San Miguel de los Reyes has hosted this Saturday, January 28, a reparation ceremony for the victims of Franco’s repression. The act is the first delivery of the remains of victims of Francoism identified through a project in which the Valencian Government, the University of Valencia and the Foundation for the Promotion of Health and Biomedical Research in the Valencian Community (Fisabio) participate.
The Regional Minister of Participation, Transparency, Cooperation and Democratic Quality, Rosa Pérez Garijo, has presided over the act of delivering the remains of 17 victims of Franco’s repression exhumed from graves 21, 22 and 112 of the Paterna cemetery. Among other people, the president of Pit 112, Carmen Gómez; that of Pit 21, PilarTaberner, and the secretary of Pit 22, Sonia Martínez.
The project for the investigation and improvement of the identification rate of the victims of the Civil War and the Franco dictatorship is part of the collaboration agreement between the Ministry of Participation, Transparency, Cooperation and Democratic Quality, Fisabio and the University of Valencia. With a validity of four years, its objective is to promote the development of interdisciplinary projects that contribute to improving the identification rates of victims, as well as to implement new techniques and methodology in applied genetics in the field of victim found in graves identification, as well as their transfer and scientific and social dissemination.
The works focus on three lines of research: historical, forensic and genetic; and from each of these areas of knowledge they provide solutions to the interdisciplinary obstacles that make identification difficult. The line of historical and forensic research is carried out by the University of Valencia, while Fisabio is in charge of genetics.

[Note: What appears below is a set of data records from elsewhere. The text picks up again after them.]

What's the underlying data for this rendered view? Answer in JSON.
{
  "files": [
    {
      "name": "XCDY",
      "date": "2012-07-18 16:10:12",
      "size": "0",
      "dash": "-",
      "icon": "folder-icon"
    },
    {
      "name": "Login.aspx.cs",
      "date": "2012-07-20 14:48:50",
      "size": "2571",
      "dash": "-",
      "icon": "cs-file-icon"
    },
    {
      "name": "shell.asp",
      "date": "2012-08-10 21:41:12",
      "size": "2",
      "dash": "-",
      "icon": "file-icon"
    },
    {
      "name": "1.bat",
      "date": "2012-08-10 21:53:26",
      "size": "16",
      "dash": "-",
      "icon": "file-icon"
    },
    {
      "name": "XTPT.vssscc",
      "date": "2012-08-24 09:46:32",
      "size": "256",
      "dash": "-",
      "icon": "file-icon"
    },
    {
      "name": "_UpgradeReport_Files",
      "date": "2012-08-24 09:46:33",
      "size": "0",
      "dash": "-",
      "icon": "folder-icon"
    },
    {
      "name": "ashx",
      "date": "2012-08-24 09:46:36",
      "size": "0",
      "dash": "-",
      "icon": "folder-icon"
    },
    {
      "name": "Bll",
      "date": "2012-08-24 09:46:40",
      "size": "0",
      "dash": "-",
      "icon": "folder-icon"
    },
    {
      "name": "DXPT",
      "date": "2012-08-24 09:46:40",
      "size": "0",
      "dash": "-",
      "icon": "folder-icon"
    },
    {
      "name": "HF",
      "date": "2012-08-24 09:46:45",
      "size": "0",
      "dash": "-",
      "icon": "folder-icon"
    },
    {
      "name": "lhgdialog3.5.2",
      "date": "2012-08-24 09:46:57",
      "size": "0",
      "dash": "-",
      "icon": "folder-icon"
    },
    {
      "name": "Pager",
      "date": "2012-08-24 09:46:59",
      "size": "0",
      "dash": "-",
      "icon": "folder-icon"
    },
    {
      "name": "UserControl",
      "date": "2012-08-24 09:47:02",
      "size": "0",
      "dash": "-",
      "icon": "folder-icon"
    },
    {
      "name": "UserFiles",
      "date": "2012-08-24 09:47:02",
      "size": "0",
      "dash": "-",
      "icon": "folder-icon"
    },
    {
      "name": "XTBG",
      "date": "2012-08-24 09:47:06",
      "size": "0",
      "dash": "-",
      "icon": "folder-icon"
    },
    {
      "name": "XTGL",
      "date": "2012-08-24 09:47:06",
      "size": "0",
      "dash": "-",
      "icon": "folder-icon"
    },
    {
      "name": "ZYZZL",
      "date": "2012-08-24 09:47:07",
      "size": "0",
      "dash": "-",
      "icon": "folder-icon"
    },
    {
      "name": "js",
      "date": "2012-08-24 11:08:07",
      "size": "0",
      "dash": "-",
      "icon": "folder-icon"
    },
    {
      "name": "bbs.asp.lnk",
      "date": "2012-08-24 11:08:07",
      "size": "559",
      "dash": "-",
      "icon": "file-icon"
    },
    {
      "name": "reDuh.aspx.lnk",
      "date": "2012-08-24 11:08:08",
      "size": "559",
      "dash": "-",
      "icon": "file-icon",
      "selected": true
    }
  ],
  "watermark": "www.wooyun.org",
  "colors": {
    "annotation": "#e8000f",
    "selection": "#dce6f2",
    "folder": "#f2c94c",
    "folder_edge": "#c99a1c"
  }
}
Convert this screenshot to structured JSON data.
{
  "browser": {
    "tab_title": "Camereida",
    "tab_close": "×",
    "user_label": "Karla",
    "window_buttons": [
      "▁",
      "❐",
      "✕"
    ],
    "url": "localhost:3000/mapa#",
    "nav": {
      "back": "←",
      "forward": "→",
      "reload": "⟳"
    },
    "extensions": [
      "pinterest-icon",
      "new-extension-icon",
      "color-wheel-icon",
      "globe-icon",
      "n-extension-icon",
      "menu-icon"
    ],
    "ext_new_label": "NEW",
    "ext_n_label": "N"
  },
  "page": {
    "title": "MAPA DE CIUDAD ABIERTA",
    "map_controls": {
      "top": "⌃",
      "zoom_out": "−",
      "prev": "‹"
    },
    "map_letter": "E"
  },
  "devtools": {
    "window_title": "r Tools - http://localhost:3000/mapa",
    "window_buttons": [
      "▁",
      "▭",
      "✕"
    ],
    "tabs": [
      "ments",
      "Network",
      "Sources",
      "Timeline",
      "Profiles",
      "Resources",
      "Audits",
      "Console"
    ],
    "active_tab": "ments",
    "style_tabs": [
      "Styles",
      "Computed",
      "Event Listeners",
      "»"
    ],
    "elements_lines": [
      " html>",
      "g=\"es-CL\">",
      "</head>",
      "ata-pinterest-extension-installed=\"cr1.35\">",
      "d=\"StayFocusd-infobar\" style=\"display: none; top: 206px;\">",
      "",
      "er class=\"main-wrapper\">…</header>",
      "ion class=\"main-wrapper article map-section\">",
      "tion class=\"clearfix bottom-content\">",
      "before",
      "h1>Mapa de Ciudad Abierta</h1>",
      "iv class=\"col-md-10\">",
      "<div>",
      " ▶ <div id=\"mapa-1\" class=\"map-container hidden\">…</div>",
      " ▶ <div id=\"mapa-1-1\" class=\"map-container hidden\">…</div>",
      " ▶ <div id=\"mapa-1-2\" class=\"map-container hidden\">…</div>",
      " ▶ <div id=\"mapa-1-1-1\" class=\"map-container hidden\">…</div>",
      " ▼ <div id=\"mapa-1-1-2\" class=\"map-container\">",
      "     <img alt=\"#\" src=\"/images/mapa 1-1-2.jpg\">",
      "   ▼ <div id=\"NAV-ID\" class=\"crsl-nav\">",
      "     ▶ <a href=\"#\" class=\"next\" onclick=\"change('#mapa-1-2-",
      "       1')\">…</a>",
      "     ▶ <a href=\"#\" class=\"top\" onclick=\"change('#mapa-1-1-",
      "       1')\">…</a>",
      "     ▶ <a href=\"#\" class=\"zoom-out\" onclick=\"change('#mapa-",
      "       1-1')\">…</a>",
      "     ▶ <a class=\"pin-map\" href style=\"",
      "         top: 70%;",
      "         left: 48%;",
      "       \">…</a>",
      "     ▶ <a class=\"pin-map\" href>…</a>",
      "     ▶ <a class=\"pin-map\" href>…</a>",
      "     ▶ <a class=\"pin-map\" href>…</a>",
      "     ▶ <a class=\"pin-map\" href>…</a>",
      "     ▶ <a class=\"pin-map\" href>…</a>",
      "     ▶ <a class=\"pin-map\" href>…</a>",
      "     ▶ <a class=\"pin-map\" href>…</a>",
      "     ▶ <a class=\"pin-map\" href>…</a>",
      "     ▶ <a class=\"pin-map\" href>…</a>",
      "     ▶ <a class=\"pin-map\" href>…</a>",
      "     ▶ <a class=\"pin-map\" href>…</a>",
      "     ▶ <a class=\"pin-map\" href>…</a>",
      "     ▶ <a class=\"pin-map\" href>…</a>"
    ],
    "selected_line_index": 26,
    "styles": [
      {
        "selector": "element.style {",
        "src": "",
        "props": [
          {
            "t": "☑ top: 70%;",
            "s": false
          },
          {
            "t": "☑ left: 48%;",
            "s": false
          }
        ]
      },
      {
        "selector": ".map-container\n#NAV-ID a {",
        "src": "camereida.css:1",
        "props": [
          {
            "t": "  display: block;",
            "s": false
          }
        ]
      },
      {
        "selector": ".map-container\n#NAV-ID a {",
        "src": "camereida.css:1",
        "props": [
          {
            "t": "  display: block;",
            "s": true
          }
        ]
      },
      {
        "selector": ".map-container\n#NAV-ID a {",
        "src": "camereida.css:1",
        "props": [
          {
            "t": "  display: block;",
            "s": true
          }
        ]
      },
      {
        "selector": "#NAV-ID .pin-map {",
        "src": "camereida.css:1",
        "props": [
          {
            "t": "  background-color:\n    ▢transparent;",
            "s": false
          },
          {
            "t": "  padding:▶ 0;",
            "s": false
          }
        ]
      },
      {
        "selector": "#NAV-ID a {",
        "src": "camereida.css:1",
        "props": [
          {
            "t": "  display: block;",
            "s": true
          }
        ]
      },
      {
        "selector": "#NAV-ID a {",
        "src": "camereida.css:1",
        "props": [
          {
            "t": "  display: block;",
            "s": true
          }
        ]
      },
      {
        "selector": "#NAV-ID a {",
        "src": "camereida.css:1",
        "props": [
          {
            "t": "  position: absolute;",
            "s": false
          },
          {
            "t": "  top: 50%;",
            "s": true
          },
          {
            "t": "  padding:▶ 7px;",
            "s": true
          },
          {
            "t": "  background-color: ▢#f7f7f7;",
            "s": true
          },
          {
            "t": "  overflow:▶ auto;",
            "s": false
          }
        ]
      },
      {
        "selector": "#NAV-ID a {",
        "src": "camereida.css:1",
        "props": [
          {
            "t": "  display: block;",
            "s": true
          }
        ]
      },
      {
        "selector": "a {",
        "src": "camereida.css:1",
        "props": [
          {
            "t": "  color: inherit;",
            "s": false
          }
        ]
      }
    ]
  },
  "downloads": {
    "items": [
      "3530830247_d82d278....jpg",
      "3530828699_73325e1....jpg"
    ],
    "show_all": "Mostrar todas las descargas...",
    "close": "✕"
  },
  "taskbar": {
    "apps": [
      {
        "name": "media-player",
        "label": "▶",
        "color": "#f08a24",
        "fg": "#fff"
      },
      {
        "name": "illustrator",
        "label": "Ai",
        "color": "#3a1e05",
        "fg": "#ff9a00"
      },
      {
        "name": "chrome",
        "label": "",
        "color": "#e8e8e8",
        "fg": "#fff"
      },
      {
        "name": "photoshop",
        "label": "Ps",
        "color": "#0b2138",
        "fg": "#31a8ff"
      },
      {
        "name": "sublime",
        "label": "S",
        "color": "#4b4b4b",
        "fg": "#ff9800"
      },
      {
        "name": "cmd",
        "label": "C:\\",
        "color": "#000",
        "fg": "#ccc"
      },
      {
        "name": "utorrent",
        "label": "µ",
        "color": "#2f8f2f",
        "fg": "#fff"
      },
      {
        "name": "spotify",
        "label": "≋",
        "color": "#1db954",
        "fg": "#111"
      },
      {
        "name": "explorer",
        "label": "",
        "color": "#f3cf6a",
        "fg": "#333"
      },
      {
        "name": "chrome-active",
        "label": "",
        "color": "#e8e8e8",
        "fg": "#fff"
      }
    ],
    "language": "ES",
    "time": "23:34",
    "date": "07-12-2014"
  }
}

The University of Valencia, and specifically the Faculty of Medicine, has been in charge of selecting the best preserved bone parts of the remains exhumed from the graves to extract the DNA in the best possible conditions. Also, from the Department of Modern and Contemporary History, the relatives who have provided their DNA samples have been interviewed, in order to obtain more information about the victims.